I have unchecked the preview button to show you the original image, untouched in the filter. By the way, I found the original image here Cheetah : Wallpapers tagged animal, cheetah. and it was uploaded by the user Wolver

When you have the button checked, this is what it may look like; yours may be slightly different as my settings have been changed:


As you can see, the image looks nothing like the finished version, so you will need to play around with the settings. I must admit that I am unsure as to what each one effectively does, but by adjusting the sliders you will see the effects applied. The Scale adjuster makes quite a bit of difference to the amount of glow here, but can be undone by reducing the Depth slider or any of the others, so you will soon see that there is quite a bit of playing around, to achieve your desired effect. There are also fifteen other filters in there that you can try by choosing one from the drop down menu at the bottom of the window. I am using the Glow100 setting. There is also a Random Settings Generator that you can play with to give you a feel for the program and the way that the different settings have on the image. Once you have the image the way you like, press the Apply Filterbutton at the bottom (Green tick) This will then take anywhere between 10-60 seconds to apply depending on your computer specs (the more RAM the better). When this is complete, the applied image will then be open in Photoshop on the duplicated layer that you originally created, but having the original untouched image on the layer below:


Now if you wish to bring back any details/features of the original shot, you can do so. To do this make sure that the top layer (the one with your applied Fractalius settings on) is elected and then choose the eraser tool and make the eraser the size that you want it (Use the [ or ] keys to do this quicker on your keyboard). Now lower the opacity on the selected layer so that your original untouched image on the layer below will start to show through. This will allow you to erase over the parts of the image that Fractalius created and show the parts of the original image instead. I also adjust the opacity and fill values of the eraser tool, so that the details that I wish to bring back don’t look so sharp and unnatural when mixed with the image.

Once you have the image the way you want it (don’t forget to bring back the opacity to 100% or what ever you feel looks right on the layer that you are working on) and save the file as a .psdso that you can go back at a point in the future and make changes. Then (with the layer you have been working on selected) save it as a .jpg. That’s it, you are done.

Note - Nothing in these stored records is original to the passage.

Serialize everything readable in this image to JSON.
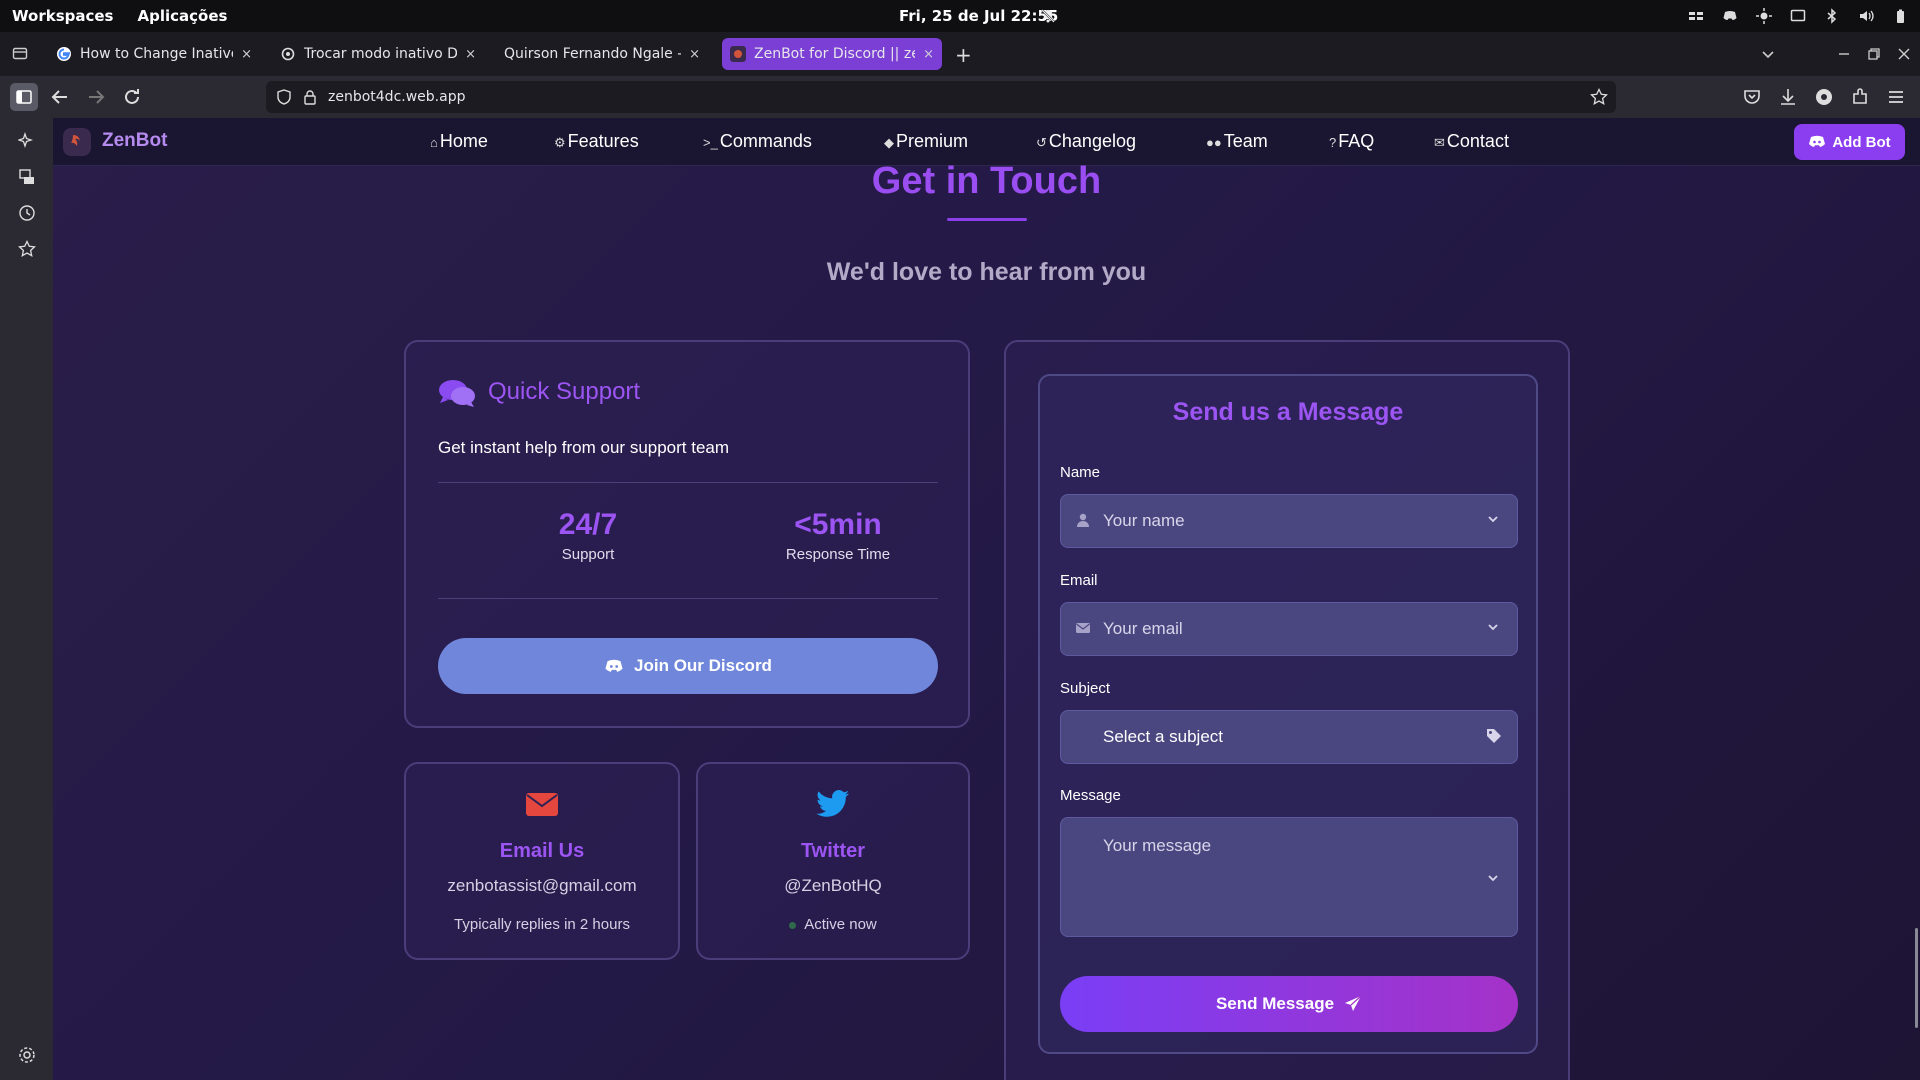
{
  "system_bar": {
    "workspaces": "Workspaces",
    "apps": "Aplicações",
    "clock": "Fri, 25 de Jul  22:55"
  },
  "browser": {
    "tabs": [
      {
        "title": "How to Change Inative Mod",
        "active": false
      },
      {
        "title": "Trocar modo inativo Discor",
        "active": false
      },
      {
        "title": "Quirson Fernando Ngale - Dese",
        "active": false
      },
      {
        "title": "ZenBot for Discord || zenbo",
        "active": true
      }
    ],
    "new_tab": "+",
    "close_glyph": "×",
    "url": "zenbot4dc.web.app"
  },
  "site": {
    "brand": "ZenBot",
    "nav": [
      {
        "label": "Home",
        "icon": "home-icon"
      },
      {
        "label": "Features",
        "icon": "gears-icon"
      },
      {
        "label": "Commands",
        "icon": "terminal-icon"
      },
      {
        "label": "Premium",
        "icon": "gem-icon"
      },
      {
        "label": "Changelog",
        "icon": "history-icon"
      },
      {
        "label": "Team",
        "icon": "users-icon"
      },
      {
        "label": "FAQ",
        "icon": "question-icon"
      },
      {
        "label": "Contact",
        "icon": "envelope-icon"
      }
    ],
    "add_bot": "Add Bot"
  },
  "contact": {
    "heading": "Get in Touch",
    "subheading": "We'd love to hear from you",
    "quick_support": {
      "title": "Quick Support",
      "description": "Get instant help from our support team",
      "stats": [
        {
          "value": "24/7",
          "label": "Support"
        },
        {
          "value": "<5min",
          "label": "Response Time"
        }
      ],
      "button": "Join Our Discord"
    },
    "email_card": {
      "title": "Email Us",
      "value": "zenbotassist@gmail.com",
      "note": "Typically replies in 2 hours"
    },
    "twitter_card": {
      "title": "Twitter",
      "value": "@ZenBotHQ",
      "note": "Active now"
    },
    "form": {
      "title": "Send us a Message",
      "name_label": "Name",
      "name_placeholder": "Your name",
      "email_label": "Email",
      "email_placeholder": "Your email",
      "subject_label": "Subject",
      "subject_value": "Select a subject",
      "message_label": "Message",
      "message_placeholder": "Your message",
      "submit": "Send Message"
    }
  },
  "colors": {
    "accent": "#9c55f2",
    "discord_button": "#6f86da",
    "email_icon": "#e5463d",
    "twitter_icon": "#1d9bf0"
  }
}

Here are a few of the other images that I have done.

I hope this tutorial was satisfactory as I do tend to waffle and that it was easy enough to follow. Should you have any suggestions or questions, please leave them in the comments below. There are a few other tutorials regarding Fractalius around, but this is the one that made me interested in trying it out in the first place. It’s by @photoframd and can be found here .You will also find a lot of great articles on his site.

Thank you

[Edit]According to Twitter user Litus Marshall you can run Fractalius on a 32bit version of Photoshop CS5, but you have to ‘Right-click’ on it and Run as administrator. Many thanks for the tip! I can confirm this works and am now using Fractalius with CS5. Thanks Litus.

© 2011 TheGift73